identify with black performers, if there was a color barrier, ethnic
barrier, they wouldn't be as good as they are.
You never hear a white performer say to a black performer, "How are you
doing, boy?" Because they know a black performer doesn't like to hear that.
You know, people in general don't know what offends a black person, because
they never took the time or the patience to find out. But black people know
what offends white people. They know everything about white people because
they've always had to live in white surroundings. So a white performer
would never say anything that would offend a fellow black performer because
he knows what would offend him, and he doesn't feel funny about relating to
a black person.
When bebop first started, Dizzy Gillespie and all the guys were singing,
you know, they were singing songs. They would sing a few phrases, you know,
and then they'd play some more and sing something else. But today some of
the jazz musicians are so bound up in ego, you know, that I can imagine
when some of the guys hear me sing now, they say I'm copping out, you know
what I mean? I'm not taking my lead from white musicians or popular things,
but from my background, from Billy Eckstine. When Billy Eckstine first
stated, he was also a trumpet player, a trombone player with a band, and
his band was the first bebop big band.
Nat King Cole-he was a fantastic piano player. He had classic trios in
jazz; Ahmad Jamal and all those people are relating to Nat King Cole's
group. He had a group with bass, guitar, and piano. He never said anything.
It was fantastic. He never sang. He just played.

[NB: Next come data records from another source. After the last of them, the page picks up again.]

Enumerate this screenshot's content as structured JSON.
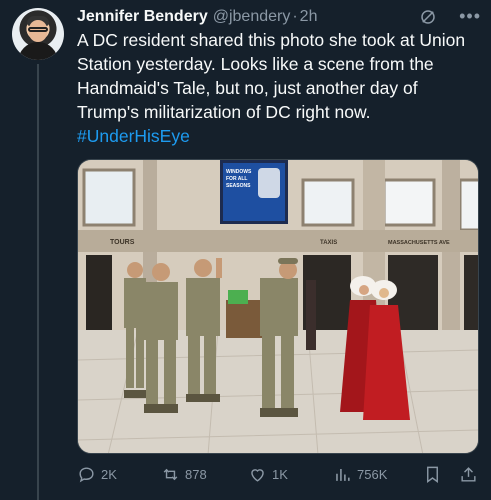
{
  "author": {
    "name": "Jennifer Bendery",
    "handle": "@jbendery",
    "separator": "·",
    "time": "2h"
  },
  "post": {
    "text": "A DC resident shared this photo she took at Union Station yesterday. Looks like a scene from the Handmaid's Tale, but no, just another day of Trump's militarization of DC right now.",
    "hashtag": "#UnderHisEye"
  },
  "media": {
    "signs": {
      "left": "TOURS",
      "middle": "TAXIS",
      "right": "MASSACHUSETTS AVE"
    },
    "screen_text": [
      "WINDOWS",
      "FOR ALL",
      "SEASONS"
    ]
  },
  "actions": {
    "replies": "2K",
    "reposts": "878",
    "likes": "1K",
    "views": "756K"
  },
  "icons": {
    "grok": "grok-icon",
    "more": "more-icon",
    "reply": "reply-icon",
    "repost": "repost-icon",
    "like": "heart-icon",
    "views": "analytics-icon",
    "bookmark": "bookmark-icon",
    "share": "share-icon"
  },
  "colors": {
    "background": "#15202b",
    "text": "#f7f9f9",
    "secondary": "#8b98a5",
    "link": "#1d9bf0"
  }
}
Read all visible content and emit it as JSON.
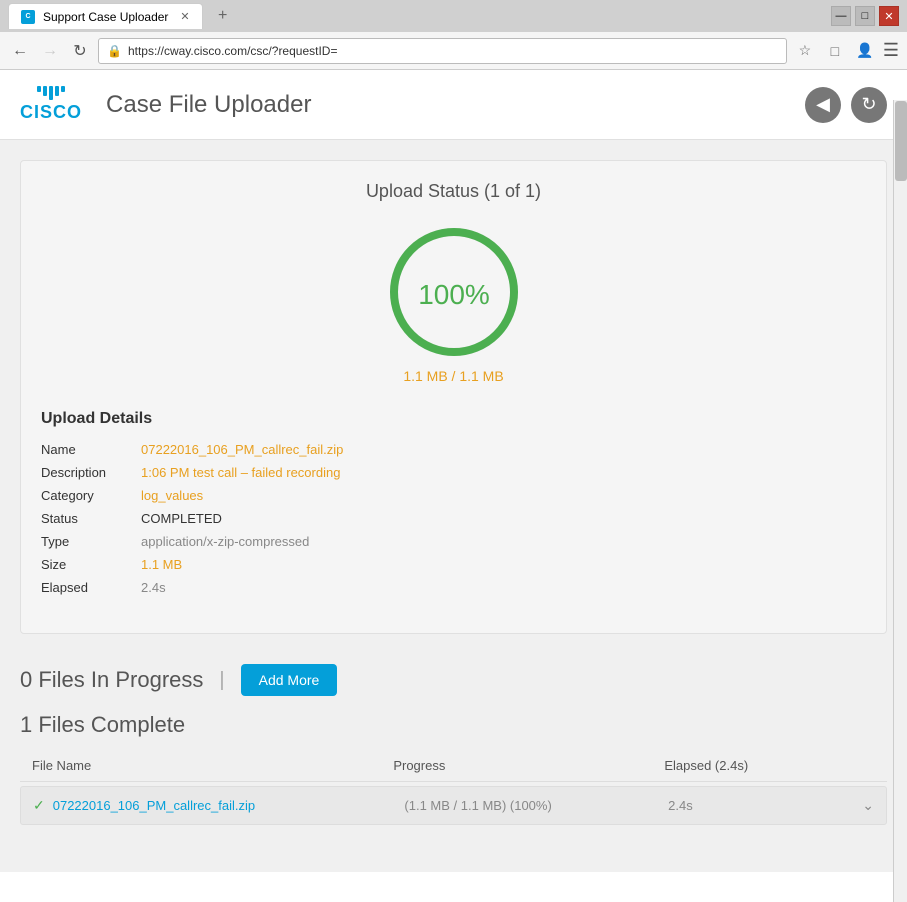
{
  "window": {
    "title": "Support Case Uploader"
  },
  "browser": {
    "tab_label": "Support Case Uploader",
    "url": "https://cway.cisco.com/csc/?requestID=",
    "back_btn": "←",
    "forward_btn": "→",
    "reload_btn": "↻"
  },
  "header": {
    "app_title": "Case File Uploader",
    "cisco_text": "CISCO"
  },
  "upload": {
    "status_title": "Upload Status (1 of 1)",
    "percentage": "100%",
    "file_size": "1.1 MB / 1.1 MB",
    "details_title": "Upload Details",
    "details": {
      "name_label": "Name",
      "name_value": "07222016_106_PM_callrec_fail.zip",
      "description_label": "Description",
      "description_value": "1:06 PM test call – failed recording",
      "category_label": "Category",
      "category_value": "log_values",
      "status_label": "Status",
      "status_value": "COMPLETED",
      "type_label": "Type",
      "type_value": "application/x-zip-compressed",
      "size_label": "Size",
      "size_value": "1.1 MB",
      "elapsed_label": "Elapsed",
      "elapsed_value": "2.4s"
    }
  },
  "bottom": {
    "files_in_progress": "0 Files In Progress",
    "add_more_label": "Add More",
    "files_complete": "1 Files Complete",
    "table": {
      "col_name": "File Name",
      "col_progress": "Progress",
      "col_elapsed": "Elapsed (2.4s)"
    },
    "file_row": {
      "name": "07222016_106_PM_callrec_fail.zip",
      "progress": "(1.1 MB / 1.1 MB) (100%)",
      "elapsed": "2.4s"
    }
  },
  "colors": {
    "cisco_blue": "#049fd9",
    "green": "#4caf50",
    "orange": "#e8a020",
    "gray_text": "#555555"
  }
}
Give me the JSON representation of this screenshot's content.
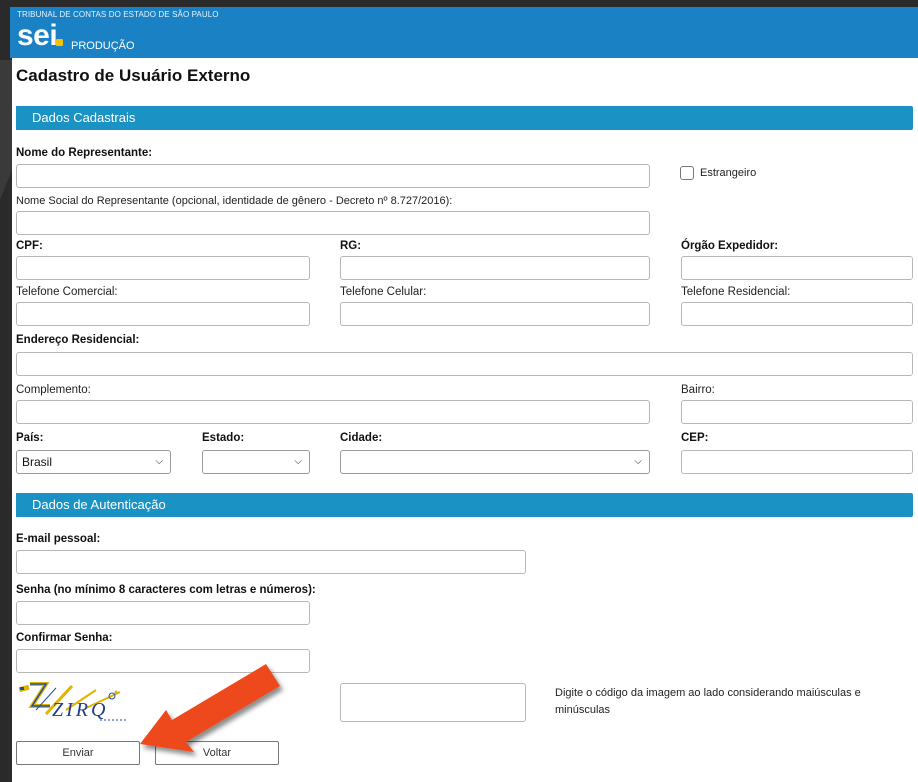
{
  "header": {
    "org": "TRIBUNAL DE CONTAS DO ESTADO DE SÃO PAULO",
    "logo": "sei",
    "environment": "PRODUÇÃO"
  },
  "page_title": "Cadastro de Usuário Externo",
  "sections": {
    "cadastrais": "Dados Cadastrais",
    "autenticacao": "Dados de Autenticação"
  },
  "fields": {
    "nome_representante": "Nome do Representante:",
    "estrangeiro": "Estrangeiro",
    "nome_social": "Nome Social do Representante (opcional, identidade de gênero - Decreto nº 8.727/2016):",
    "cpf": "CPF:",
    "rg": "RG:",
    "orgao_expedidor": "Órgão Expedidor:",
    "tel_comercial": "Telefone Comercial:",
    "tel_celular": "Telefone Celular:",
    "tel_residencial": "Telefone Residencial:",
    "endereco": "Endereço Residencial:",
    "complemento": "Complemento:",
    "bairro": "Bairro:",
    "pais": "País:",
    "estado": "Estado:",
    "cidade": "Cidade:",
    "cep": "CEP:",
    "email": "E-mail pessoal:",
    "senha": "Senha (no mínimo 8 caracteres com letras e números):",
    "confirmar_senha": "Confirmar Senha:"
  },
  "selects": {
    "pais_value": "Brasil",
    "estado_value": "",
    "cidade_value": ""
  },
  "captcha": {
    "code": "ZIRQ",
    "hint": "Digite o código da imagem ao lado considerando maiúsculas e minúsculas"
  },
  "buttons": {
    "enviar": "Enviar",
    "voltar": "Voltar"
  },
  "colors": {
    "header": "#1a82c4",
    "section_bar": "#1a92c4",
    "arrow": "#ee4a1b"
  }
}
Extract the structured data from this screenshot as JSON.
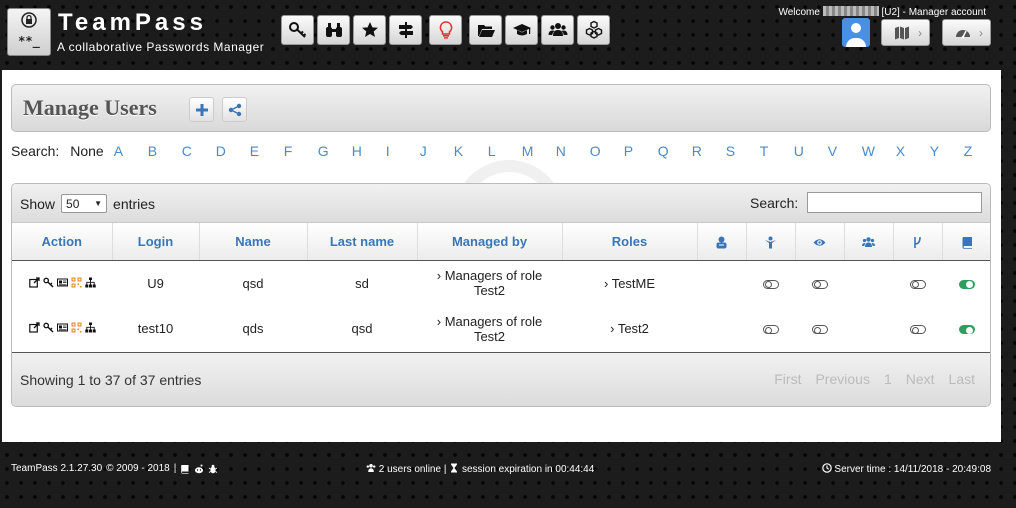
{
  "app": {
    "name": "TeamPass",
    "tagline": "A collaborative Passwords Manager",
    "logo_stars": "**_"
  },
  "header": {
    "welcome_prefix": "Welcome",
    "welcome_suffix": "[U2] - Manager account",
    "toolbar_icons": [
      "key-icon",
      "binoculars-icon",
      "star-icon",
      "signpost-icon",
      "lightbulb-icon",
      "folder-open-icon",
      "graduation-cap-icon",
      "users-icon",
      "cubes-icon"
    ],
    "right_buttons": [
      "map-icon",
      "dashboard-icon"
    ]
  },
  "page": {
    "title": "Manage Users"
  },
  "alphabet": {
    "label": "Search:",
    "none_label": "None",
    "letters": [
      "A",
      "B",
      "C",
      "D",
      "E",
      "F",
      "G",
      "H",
      "I",
      "J",
      "K",
      "L",
      "M",
      "N",
      "O",
      "P",
      "Q",
      "R",
      "S",
      "T",
      "U",
      "V",
      "W",
      "X",
      "Y",
      "Z"
    ]
  },
  "table": {
    "show_label": "Show",
    "page_size": "50",
    "entries_label": "entries",
    "search_label": "Search:",
    "search_value": "",
    "columns": [
      "Action",
      "Login",
      "Name",
      "Last name",
      "Managed by",
      "Roles"
    ],
    "icon_columns": [
      "admin-icon",
      "manager-icon",
      "read-only-icon",
      "can-manage-all-users-icon",
      "personal-folder-icon",
      "enabled-icon"
    ],
    "rows": [
      {
        "login": "U9",
        "name": "qsd",
        "last_name": "sd",
        "managed_by": "Managers of role Test2",
        "roles": "TestME",
        "toggles": [
          false,
          false,
          false,
          true
        ]
      },
      {
        "login": "test10",
        "name": "qds",
        "last_name": "qsd",
        "managed_by": "Managers of role Test2",
        "roles": "Test2",
        "toggles": [
          false,
          false,
          false,
          true
        ]
      }
    ],
    "info": "Showing 1 to 37 of 37 entries",
    "pager": {
      "first": "First",
      "previous": "Previous",
      "page": "1",
      "next": "Next",
      "last": "Last"
    }
  },
  "footer": {
    "version": "TeamPass 2.1.27.30",
    "copyright": "© 2009 - 2018",
    "users_online": "2 users online",
    "session": "session expiration in 00:44:44",
    "server_time": "Server time : 14/11/2018 - 20:49:08"
  },
  "colors": {
    "accent": "#3a76b6",
    "link": "#4a8ac8",
    "enabled": "#2e9e5e",
    "avatar": "#4a90e2"
  }
}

I'm singing because I like to and because I'm developing as a performer.
I'd like to see Cecil Taylor play the electric piano.
You know, Johnny (McLaughlin) plays so fantastically; you know, I mean we
play good together. I could find no other trumpet player that would make me
feel like playing after playing with Miles, right? I could find no
saxophone player that I like as much and who has as broad a scope as Wayne
Shorter. I could find no other bass player in that style, playing like Ron
Carter, or another piano player, so I had to find something completely
different to throw myself into, instead of trying to carry on that kind of
style. It would have been disastrous for me to try to get a group, a
quintet, saxophone, and make nice pleasant records. I'd like to be able for
people to say, yeah, that's great, you know, but I'm not going out of my
way to do it.
Any woman that tells you that she wants-wait a minute, any woman that
tells you she wants to go out and work is not black because black women,
all through history, have worked more than black men. They were the only
ones that could get jobs. They had to bring home the pay and the man had to
stay home because he couldn't get a job.
Somebody came back to me and said, "What are you doing about white guys
in your band?" That's such a drag, because like I told other people, it's
such a thing now, I'm really in the middle of everything. On one side, I've
got black militants, you know, and it should be all black, and the rock
musicians don't really consider us rock. You know, we're not trying to be
rock. They think we're trying to play up to them, and we're not. And I'm
not trying to get away from jazz because I want to make money, and that's
not it either. I've got all these things coming down on me.
Oh, that's a thing. I like all kinds of food. I'm a food freak, all
kinds of stuff, raw fish to Wheaties.
I love playing the drums.
Coleman Hawkins, Charlie Parker, even my father. I'm not going to let them
just be in vain. I'm not going to let the black experience be in vain.